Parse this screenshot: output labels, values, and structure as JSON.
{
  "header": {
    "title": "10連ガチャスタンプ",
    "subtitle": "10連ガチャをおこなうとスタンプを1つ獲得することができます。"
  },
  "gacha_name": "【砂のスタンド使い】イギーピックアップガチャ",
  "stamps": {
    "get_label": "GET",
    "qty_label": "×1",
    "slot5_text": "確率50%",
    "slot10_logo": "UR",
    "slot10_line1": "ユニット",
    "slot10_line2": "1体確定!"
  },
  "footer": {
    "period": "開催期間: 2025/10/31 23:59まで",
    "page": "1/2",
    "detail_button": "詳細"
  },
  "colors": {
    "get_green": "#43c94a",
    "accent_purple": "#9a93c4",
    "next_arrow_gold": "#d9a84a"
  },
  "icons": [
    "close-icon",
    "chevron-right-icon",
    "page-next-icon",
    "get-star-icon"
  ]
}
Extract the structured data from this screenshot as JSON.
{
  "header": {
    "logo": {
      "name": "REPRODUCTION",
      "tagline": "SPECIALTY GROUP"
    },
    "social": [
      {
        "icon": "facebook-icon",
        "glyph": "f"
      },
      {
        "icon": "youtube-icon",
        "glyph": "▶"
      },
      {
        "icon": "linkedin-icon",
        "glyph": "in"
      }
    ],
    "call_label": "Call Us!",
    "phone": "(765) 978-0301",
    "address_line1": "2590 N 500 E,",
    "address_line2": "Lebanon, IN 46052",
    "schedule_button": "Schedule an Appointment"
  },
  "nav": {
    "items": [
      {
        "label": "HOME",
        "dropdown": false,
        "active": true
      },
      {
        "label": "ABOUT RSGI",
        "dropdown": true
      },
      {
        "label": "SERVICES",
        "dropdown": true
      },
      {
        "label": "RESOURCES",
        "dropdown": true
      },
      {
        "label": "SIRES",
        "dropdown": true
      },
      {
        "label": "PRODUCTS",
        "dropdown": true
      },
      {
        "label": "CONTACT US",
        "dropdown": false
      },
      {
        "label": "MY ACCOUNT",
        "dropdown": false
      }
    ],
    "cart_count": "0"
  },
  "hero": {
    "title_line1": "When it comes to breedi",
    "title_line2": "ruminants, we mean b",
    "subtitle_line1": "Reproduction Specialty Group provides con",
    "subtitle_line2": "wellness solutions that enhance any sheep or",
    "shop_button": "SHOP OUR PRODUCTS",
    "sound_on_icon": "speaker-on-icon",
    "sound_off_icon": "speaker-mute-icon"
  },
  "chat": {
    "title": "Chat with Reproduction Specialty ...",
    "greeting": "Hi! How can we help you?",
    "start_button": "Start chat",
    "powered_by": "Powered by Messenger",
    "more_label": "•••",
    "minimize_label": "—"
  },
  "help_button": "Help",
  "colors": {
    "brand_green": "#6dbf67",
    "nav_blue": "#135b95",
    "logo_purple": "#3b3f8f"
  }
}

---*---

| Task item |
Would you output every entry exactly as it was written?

| Solution to this task |
Parse this screenshot: output labels, values, and structure as JSON.
{
  "header": {
    "title": "10連ガチャスタンプ",
    "subtitle": "10連ガチャをおこなうとスタンプを1つ獲得することができます。"
  },
  "gacha_name": "【砂のスタンド使い】イギーピックアップガチャ",
  "stamps": {
    "get_label": "GET",
    "qty_label": "×1",
    "slot5_text": "確率50%",
    "slot10_logo": "UR",
    "slot10_line1": "ユニット",
    "slot10_line2": "1体確定!"
  },
  "footer": {
    "period": "開催期間: 2025/10/31 23:59まで",
    "page": "1/2",
    "detail_button": "詳細"
  },
  "colors": {
    "get_green": "#43c94a",
    "accent_purple": "#9a93c4",
    "next_arrow_gold": "#d9a84a"
  },
  "icons": [
    "close-icon",
    "chevron-right-icon",
    "page-next-icon",
    "get-star-icon"
  ]
}
Extract the structured data from this screenshot as JSON.
{
  "header": {
    "logo": {
      "name": "REPRODUCTION",
      "tagline": "SPECIALTY GROUP"
    },
    "social": [
      {
        "icon": "facebook-icon",
        "glyph": "f"
      },
      {
        "icon": "youtube-icon",
        "glyph": "▶"
      },
      {
        "icon": "linkedin-icon",
        "glyph": "in"
      }
    ],
    "call_label": "Call Us!",
    "phone": "(765) 978-0301",
    "address_line1": "2590 N 500 E,",
    "address_line2": "Lebanon, IN 46052",
    "schedule_button": "Schedule an Appointment"
  },
  "nav": {
    "items": [
      {
        "label": "HOME",
        "dropdown": false,
        "active": true
      },
      {
        "label": "ABOUT RSGI",
        "dropdown": true
      },
      {
        "label": "SERVICES",
        "dropdown": true
      },
      {
        "label": "RESOURCES",
        "dropdown": true
      },
      {
        "label": "SIRES",
        "dropdown": true
      },
      {
        "label": "PRODUCTS",
        "dropdown": true
      },
      {
        "label": "CONTACT US",
        "dropdown": false
      },
      {
        "label": "MY ACCOUNT",
        "dropdown": false
      }
    ],
    "cart_count": "0"
  },
  "hero": {
    "title_line1": "When it comes to breedi",
    "title_line2": "ruminants, we mean b",
    "subtitle_line1": "Reproduction Specialty Group provides con",
    "subtitle_line2": "wellness solutions that enhance any sheep or",
    "shop_button": "SHOP OUR PRODUCTS",
    "sound_on_icon": "speaker-on-icon",
    "sound_off_icon": "speaker-mute-icon"
  },
  "chat": {
    "title": "Chat with Reproduction Specialty ...",
    "greeting": "Hi! How can we help you?",
    "start_button": "Start chat",
    "powered_by": "Powered by Messenger",
    "more_label": "•••",
    "minimize_label": "—"
  },
  "help_button": "Help",
  "colors": {
    "brand_green": "#6dbf67",
    "nav_blue": "#135b95",
    "logo_purple": "#3b3f8f"
  }
}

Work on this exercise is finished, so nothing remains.